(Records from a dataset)
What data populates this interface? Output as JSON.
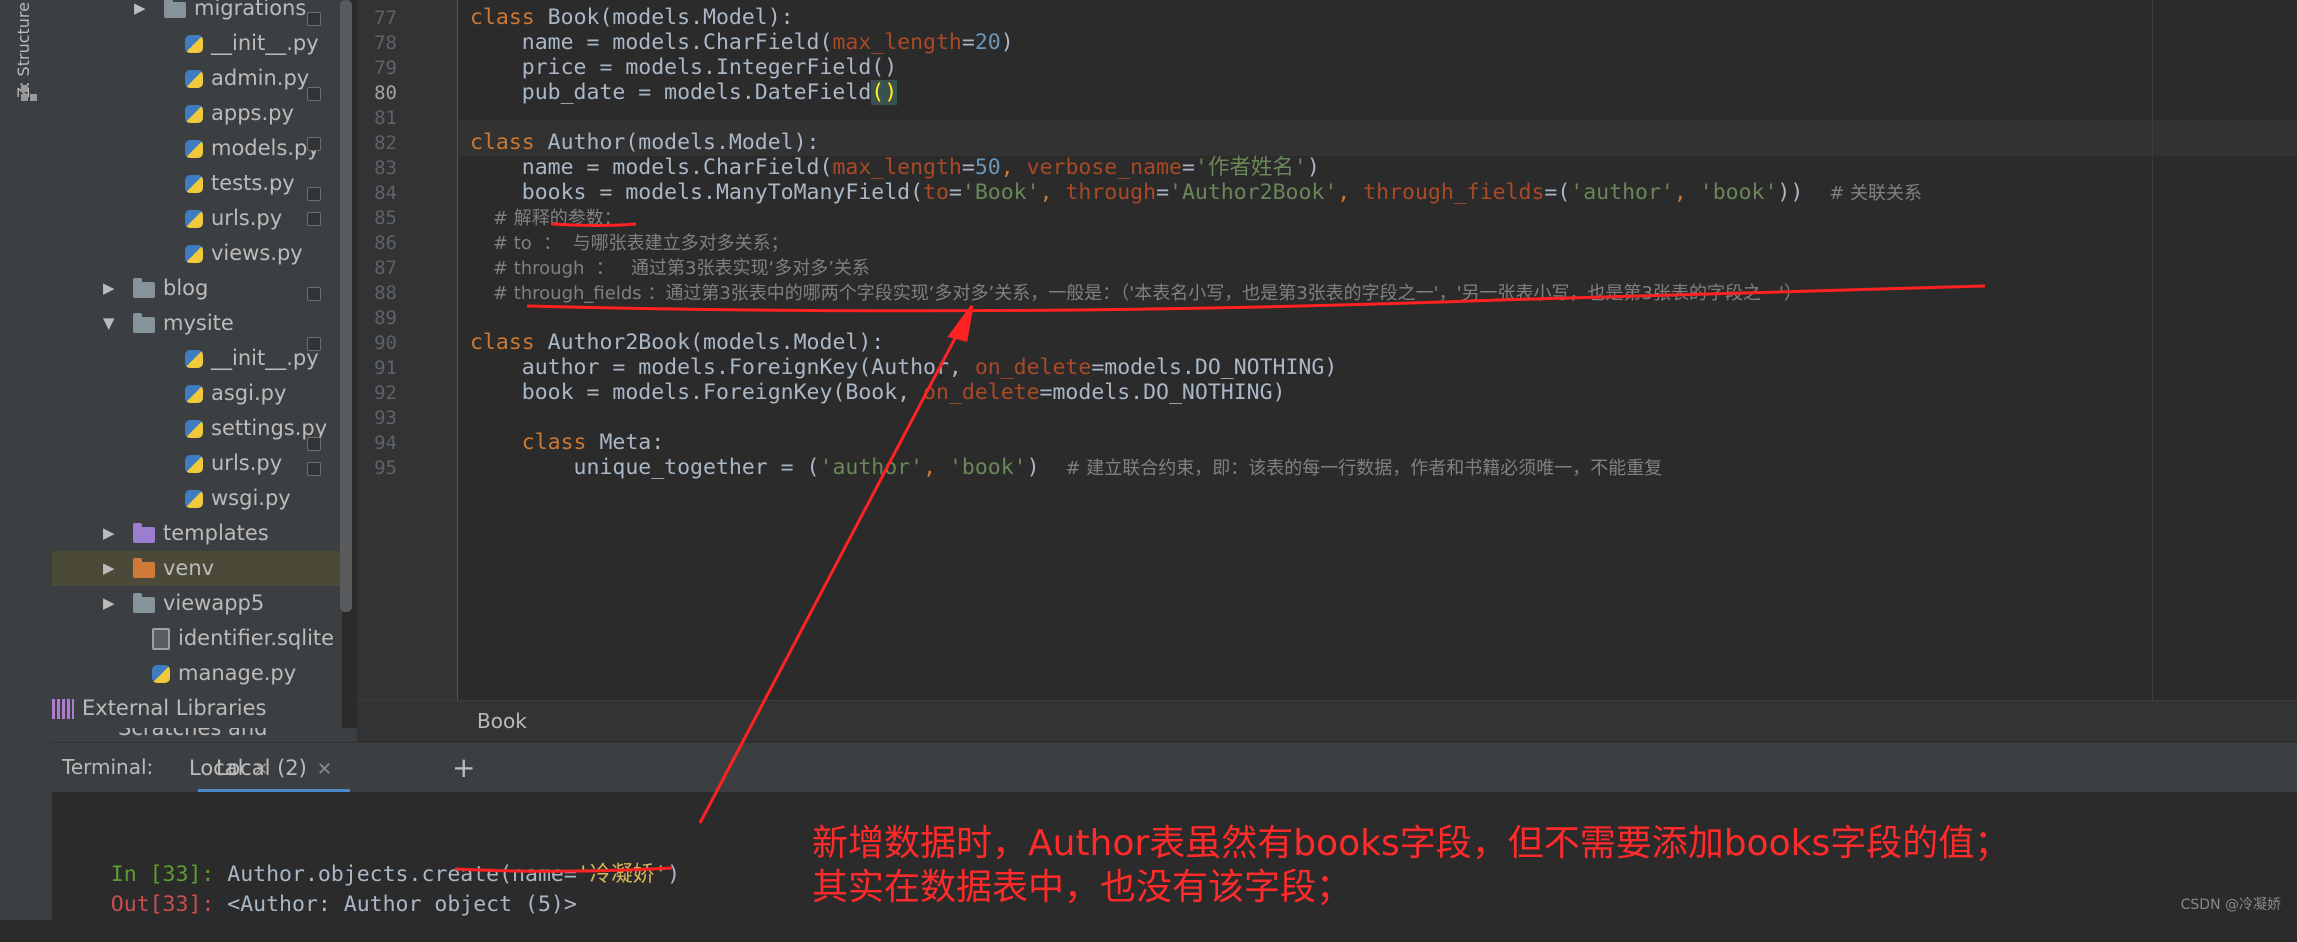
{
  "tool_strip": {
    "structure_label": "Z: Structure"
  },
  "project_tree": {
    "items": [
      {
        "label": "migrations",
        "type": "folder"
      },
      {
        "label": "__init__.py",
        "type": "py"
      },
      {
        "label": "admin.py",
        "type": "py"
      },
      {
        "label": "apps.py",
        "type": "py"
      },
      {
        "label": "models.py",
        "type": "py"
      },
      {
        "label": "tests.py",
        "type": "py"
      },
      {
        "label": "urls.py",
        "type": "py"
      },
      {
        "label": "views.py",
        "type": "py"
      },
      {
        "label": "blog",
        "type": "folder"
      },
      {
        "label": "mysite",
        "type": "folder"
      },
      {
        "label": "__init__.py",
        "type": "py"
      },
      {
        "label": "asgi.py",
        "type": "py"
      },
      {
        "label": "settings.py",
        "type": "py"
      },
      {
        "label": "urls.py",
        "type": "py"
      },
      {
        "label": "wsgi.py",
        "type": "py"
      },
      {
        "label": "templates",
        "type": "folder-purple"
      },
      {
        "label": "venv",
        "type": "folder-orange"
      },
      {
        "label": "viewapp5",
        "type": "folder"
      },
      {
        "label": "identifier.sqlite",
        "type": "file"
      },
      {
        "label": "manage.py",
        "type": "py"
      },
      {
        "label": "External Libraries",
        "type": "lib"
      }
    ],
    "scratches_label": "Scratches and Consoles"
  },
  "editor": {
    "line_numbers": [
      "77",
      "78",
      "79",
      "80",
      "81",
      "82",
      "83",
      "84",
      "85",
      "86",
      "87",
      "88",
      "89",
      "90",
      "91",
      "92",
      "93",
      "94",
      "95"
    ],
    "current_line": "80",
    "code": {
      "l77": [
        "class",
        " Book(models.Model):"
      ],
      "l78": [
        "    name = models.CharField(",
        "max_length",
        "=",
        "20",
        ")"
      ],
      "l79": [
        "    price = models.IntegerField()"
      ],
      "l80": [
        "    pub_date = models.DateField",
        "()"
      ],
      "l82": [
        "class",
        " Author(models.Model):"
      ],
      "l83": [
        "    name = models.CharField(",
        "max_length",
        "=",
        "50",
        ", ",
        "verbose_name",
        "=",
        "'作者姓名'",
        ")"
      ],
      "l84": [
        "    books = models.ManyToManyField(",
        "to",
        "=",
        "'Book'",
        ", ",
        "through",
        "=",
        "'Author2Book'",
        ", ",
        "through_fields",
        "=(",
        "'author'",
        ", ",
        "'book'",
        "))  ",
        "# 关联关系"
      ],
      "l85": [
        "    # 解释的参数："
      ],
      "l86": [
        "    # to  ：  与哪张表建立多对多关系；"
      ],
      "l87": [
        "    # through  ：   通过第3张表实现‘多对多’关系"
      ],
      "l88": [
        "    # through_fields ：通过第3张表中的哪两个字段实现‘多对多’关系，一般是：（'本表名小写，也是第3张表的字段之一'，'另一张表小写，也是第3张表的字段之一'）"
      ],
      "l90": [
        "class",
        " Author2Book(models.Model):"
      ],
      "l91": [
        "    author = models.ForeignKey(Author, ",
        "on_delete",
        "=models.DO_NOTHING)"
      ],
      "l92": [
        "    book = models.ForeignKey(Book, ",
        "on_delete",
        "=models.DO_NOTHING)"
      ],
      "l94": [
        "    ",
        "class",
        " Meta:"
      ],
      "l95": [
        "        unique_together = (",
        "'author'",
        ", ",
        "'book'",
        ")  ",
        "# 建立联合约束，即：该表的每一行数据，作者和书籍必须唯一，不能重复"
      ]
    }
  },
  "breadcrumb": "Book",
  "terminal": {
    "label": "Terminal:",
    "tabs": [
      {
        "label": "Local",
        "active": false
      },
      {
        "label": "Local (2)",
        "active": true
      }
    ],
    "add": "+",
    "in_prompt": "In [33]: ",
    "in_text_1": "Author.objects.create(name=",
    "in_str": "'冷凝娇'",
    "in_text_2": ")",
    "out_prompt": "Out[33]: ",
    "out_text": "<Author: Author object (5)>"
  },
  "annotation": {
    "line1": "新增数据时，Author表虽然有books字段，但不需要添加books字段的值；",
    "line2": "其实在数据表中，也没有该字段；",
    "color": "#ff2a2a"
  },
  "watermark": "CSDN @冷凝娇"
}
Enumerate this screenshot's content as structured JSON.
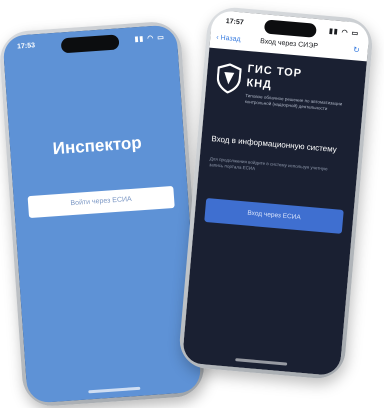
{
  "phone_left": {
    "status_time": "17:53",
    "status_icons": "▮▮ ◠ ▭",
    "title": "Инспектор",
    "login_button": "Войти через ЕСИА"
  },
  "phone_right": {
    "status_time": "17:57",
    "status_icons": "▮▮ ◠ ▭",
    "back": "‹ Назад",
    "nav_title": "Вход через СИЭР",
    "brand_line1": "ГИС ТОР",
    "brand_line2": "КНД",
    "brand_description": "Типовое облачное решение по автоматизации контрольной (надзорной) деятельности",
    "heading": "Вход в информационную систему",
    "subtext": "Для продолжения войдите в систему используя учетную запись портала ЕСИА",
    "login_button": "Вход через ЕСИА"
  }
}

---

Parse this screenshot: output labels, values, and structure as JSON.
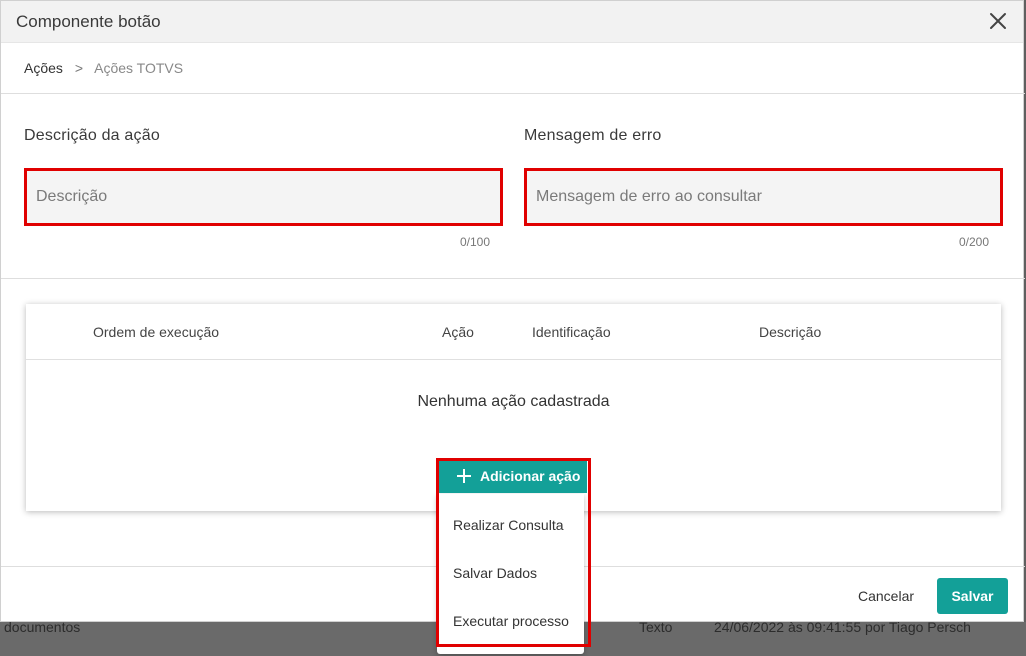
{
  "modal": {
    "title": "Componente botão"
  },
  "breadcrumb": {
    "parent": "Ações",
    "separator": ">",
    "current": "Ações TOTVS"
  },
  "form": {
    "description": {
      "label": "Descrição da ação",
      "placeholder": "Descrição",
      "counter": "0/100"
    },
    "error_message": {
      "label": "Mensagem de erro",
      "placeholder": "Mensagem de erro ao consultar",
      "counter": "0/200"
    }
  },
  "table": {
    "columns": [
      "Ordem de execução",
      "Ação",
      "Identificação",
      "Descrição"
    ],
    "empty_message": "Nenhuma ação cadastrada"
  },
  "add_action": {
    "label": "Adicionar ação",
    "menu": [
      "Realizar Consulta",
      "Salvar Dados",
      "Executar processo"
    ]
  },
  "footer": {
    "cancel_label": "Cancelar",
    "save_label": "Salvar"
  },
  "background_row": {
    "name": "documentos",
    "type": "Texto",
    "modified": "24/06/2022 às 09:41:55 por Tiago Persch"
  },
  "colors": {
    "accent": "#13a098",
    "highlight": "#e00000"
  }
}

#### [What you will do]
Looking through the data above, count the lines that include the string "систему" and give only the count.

#### [Finished task]
2